They will have had that affinity and bond with the paying public who retain a special affection for home produced talent, but the Canaries' ambitious academy plans underline the thrust now is to produce Premier League footballers of the future for Norwich City.

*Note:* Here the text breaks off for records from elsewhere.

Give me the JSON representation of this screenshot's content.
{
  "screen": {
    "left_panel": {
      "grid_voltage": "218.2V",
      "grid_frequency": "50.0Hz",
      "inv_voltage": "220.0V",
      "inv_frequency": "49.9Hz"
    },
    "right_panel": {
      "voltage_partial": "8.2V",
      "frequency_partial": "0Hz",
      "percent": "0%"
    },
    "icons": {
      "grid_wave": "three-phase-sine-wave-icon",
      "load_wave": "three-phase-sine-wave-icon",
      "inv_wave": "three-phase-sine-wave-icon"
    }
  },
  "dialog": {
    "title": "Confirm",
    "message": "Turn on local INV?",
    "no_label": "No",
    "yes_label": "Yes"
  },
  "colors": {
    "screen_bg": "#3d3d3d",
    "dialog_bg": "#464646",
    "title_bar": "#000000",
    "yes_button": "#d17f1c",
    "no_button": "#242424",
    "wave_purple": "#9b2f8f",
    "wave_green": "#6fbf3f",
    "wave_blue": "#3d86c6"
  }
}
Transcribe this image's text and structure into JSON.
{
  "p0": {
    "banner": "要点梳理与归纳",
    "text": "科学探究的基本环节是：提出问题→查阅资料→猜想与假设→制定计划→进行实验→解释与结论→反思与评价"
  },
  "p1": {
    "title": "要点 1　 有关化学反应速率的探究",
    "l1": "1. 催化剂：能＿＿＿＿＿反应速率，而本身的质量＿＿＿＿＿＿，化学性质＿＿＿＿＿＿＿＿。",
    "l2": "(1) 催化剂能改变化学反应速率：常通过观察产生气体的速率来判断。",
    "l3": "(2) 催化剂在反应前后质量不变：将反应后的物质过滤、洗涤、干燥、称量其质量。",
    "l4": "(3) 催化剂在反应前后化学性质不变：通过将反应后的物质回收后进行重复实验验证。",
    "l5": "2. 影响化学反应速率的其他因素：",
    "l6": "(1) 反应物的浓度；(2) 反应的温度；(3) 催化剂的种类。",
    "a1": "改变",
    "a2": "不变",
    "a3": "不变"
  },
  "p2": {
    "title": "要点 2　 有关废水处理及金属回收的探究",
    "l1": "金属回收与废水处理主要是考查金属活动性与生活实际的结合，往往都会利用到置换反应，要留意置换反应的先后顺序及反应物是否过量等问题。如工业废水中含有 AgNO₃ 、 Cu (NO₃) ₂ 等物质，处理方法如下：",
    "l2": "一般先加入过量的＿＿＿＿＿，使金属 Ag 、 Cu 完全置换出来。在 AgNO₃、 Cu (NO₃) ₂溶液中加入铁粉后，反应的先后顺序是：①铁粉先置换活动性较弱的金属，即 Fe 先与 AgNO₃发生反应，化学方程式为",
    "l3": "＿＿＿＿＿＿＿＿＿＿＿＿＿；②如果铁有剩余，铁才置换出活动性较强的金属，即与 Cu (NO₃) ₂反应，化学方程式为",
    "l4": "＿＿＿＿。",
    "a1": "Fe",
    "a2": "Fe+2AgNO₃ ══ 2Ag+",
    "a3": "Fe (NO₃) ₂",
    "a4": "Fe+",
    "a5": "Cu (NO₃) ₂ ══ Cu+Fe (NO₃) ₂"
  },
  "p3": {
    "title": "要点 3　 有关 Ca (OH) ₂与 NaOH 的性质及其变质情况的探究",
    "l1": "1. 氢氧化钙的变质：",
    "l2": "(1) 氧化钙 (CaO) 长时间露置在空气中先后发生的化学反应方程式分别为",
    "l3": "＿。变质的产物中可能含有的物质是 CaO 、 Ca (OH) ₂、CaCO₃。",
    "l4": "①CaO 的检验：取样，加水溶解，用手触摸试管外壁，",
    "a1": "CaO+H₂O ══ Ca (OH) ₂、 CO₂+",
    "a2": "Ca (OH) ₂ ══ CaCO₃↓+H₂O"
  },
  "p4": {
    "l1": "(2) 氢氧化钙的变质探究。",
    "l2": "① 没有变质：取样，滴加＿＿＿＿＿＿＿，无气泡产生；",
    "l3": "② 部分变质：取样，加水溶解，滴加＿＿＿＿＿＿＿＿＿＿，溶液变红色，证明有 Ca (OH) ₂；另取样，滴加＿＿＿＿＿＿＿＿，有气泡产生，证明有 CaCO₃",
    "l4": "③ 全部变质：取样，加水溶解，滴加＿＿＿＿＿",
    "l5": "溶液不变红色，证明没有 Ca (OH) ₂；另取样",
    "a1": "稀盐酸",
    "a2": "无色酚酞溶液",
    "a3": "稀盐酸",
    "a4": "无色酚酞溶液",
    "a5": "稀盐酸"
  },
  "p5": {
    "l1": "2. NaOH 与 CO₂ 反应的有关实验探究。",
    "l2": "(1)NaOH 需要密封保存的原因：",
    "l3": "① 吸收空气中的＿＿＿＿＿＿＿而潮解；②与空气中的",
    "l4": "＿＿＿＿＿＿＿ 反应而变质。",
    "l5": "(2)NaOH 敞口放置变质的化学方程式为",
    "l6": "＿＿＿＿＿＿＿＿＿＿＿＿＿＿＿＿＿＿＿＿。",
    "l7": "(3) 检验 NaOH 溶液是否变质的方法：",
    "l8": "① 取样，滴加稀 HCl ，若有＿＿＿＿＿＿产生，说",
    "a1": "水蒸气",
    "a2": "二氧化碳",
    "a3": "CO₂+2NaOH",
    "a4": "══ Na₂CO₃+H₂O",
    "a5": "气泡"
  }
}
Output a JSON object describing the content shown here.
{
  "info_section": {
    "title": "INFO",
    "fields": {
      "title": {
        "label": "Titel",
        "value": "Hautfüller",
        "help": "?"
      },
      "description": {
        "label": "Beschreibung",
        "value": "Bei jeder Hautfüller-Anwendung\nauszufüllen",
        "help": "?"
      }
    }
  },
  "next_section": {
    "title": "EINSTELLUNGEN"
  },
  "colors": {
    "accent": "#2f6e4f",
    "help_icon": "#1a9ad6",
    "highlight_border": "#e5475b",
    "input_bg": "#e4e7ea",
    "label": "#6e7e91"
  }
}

Everything the club attempts on and off the field must be filtered through the Premier League standard. If top flight longevity and sustainability remain the mission statement then there will be inevitable periods of flux. You can only wish those who departed this week the very best. They left the club in a stronger state then when they first arrived. None more so than the predatory Jackson.